However, you should know that Spanish isn’t just the second most-spoken language in my city, it’s the second most-spoken language in all the United States. Even if your state doesn’t have a large Spanish speaking population, knowing the language will certainly make you a more marketable candidate for larger, national companies.
Another benefit of studying language abroad is the chance to immerse yourself in the culture. It’s one thing to speak a foreign language, it’s another to understand a foreign culture. Some things I’ve noticed about the Latin families I’ve worked with is the sense of responsibility the eldest child must care for the younger children. I’ve also realized that most Latin families possess and unmatched patience when things get hectic at the hospital and we can’t serve them right away, compared to my American patients who want to be serviced immediately. I hope to gain more insight into the culture while studying abroad to better understand family dynamics and day to day living.
How do I plan to maintain a Full-Time Student Status?
In May 2020, I will officially be a nursing graduate. Therefore, I did not want to forfeit my full-time status. I searched for a program that would allow me to complete the credits I needed toward graduation, but before I enrolled, I spoke with my school counselor to ensure that the credits would be accepted.
My Spring Semester abroad schedule will include 6 Spanish credits (3 credits for an advanced class and 3 credits for Medical Spanish), and 6 internship credits working alongside medical professionals in the local community clinic.
In total, I’m expected to spend 14 weeks abroad. The first 7 weeks are completely dedicated to my Spanish courses, allowing me ample time to travel and explore while using my Spanish language skills with locals and other international Spanish speakers. Weeks 9-14, I will work 6-8 hours, 5 days a week at my medical internship placement. I know this will probably be the more demanding part of my time abroad, but the hands-on experience will allow me to develop my skills in the medical field while working with the Latino population.

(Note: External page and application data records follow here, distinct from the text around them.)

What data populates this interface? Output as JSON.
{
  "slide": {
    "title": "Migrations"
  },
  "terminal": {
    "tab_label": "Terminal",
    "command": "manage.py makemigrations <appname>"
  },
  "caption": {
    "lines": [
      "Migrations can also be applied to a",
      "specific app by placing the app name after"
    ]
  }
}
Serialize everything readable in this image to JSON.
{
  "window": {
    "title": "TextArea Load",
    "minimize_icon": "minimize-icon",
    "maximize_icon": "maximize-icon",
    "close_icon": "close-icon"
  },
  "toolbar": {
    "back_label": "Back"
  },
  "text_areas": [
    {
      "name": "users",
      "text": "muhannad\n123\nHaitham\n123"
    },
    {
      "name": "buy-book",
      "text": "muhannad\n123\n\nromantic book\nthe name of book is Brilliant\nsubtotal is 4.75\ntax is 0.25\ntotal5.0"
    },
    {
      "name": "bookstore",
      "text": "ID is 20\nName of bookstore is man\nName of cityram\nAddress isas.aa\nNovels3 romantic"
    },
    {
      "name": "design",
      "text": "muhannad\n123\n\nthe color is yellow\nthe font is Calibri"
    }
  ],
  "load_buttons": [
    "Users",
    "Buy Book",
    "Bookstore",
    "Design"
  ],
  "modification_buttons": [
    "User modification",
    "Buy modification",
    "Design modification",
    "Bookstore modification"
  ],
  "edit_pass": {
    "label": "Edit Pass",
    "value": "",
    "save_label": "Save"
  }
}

Where do I plan to go?
I’ve chosen to study abroad in Guatemala. I made this decision based on the populations that are present in the community where I work – Guatemalans and Mexicans. Since both cultures share a Mayan background, Guatemala should prove more valuable for me to communicate and connect when I’m back home.
I’m excited to live and work in Antigua, Guatemala – a charming colonial city full of color and a mild climate. The views from the Maximo Nivel campus look incredibly relaxing and I’m looking forward to taking some time out to study in the peaceful garden. I learned about the on-site travel partner ready to help me book my tours, as well. Here’s where I plan to visit:
Semuc Champey – natural cascading pools created from limestone are filled with turquoise waters. The pictures look unbelievable, but thankfully I will get to see this bucket list destination for myself!
Tikal National Park – a trip to Guatemala probably isn’t complete with a visit to Tikal. Just last year even more ruins were discovered hidden beneath all of the jungle, so being there in person won’t even lend a hint to the true massiveness of the ancient city.
Lake Atitlan – I’m determined to discover the peaceful vortex said to encompass this magical lake. The many yoga studios and meditation centers found throughout the area might make this my favorite visit of all.
Though these three destinations are high on my list of travel priorities, I’m open to having so many adventures aside from these. I’m thrilled to meet other like-minded travelers and study abroad students whom I can spend time studying, exploring, and sharing this once-in-a-lifetime experience during my semester abroad in Guatemala.